[Excerpts from an interface dataset]
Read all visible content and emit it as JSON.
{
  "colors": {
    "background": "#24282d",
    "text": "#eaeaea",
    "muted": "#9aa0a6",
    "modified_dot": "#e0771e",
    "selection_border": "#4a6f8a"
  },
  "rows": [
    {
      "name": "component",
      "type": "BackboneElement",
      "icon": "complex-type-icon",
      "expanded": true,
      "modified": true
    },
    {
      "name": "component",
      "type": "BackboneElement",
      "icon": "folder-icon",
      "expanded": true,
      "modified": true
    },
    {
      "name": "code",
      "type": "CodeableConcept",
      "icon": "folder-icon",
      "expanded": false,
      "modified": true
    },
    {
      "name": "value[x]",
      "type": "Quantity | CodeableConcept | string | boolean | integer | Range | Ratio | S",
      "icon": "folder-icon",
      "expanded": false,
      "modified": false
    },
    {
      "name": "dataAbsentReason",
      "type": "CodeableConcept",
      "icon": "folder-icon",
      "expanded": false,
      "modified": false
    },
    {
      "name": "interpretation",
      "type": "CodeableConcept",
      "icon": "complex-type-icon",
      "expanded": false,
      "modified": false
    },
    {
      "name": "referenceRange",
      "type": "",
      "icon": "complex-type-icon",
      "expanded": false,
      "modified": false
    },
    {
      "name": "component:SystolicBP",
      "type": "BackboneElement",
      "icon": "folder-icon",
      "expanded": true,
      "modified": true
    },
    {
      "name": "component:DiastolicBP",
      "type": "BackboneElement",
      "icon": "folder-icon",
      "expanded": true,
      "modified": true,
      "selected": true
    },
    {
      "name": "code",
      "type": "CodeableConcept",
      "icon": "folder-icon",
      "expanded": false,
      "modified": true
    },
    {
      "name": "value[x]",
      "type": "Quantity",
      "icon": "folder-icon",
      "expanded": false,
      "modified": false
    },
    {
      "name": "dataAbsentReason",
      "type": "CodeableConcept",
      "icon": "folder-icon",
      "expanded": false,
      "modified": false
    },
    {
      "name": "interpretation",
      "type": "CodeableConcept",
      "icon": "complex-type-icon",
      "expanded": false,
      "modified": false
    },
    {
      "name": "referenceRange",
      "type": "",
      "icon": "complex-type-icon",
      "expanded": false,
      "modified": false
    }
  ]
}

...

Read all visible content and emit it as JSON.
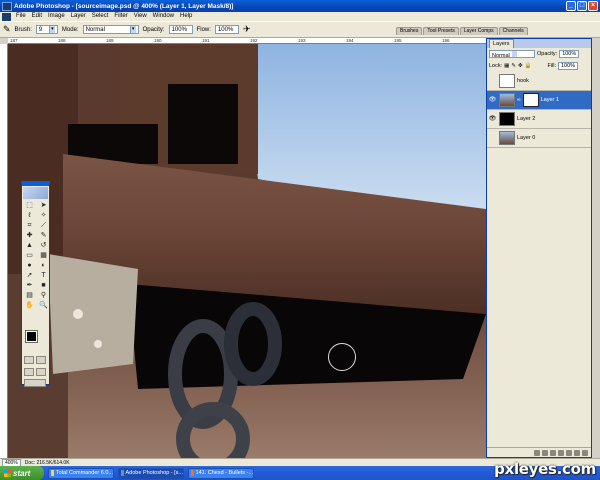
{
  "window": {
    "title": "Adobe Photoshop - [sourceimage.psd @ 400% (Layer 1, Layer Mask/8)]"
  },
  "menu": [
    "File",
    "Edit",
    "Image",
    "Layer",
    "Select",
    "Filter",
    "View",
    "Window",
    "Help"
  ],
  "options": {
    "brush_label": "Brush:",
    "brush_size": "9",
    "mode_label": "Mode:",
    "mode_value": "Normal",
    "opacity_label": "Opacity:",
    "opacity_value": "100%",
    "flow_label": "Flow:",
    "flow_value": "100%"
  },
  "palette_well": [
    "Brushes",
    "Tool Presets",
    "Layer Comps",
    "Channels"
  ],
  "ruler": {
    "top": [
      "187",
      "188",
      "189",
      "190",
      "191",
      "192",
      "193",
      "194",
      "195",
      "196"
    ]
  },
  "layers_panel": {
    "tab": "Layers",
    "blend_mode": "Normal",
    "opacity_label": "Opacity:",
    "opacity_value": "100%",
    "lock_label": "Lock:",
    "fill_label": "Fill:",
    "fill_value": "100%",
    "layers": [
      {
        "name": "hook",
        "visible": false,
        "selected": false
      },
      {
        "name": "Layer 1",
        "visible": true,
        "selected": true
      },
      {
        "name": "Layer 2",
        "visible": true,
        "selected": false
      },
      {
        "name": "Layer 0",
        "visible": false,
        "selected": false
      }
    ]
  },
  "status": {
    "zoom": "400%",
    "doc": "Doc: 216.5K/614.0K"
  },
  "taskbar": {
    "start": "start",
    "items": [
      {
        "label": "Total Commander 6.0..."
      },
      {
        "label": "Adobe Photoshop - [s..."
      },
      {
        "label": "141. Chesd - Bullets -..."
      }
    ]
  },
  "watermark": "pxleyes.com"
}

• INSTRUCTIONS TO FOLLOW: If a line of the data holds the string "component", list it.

• OUTPUT OF THE EXERCISE:
      "name": "component",
      "name": "component",
      "name": "component:SystolicBP",
      "name": "component:DiastolicBP",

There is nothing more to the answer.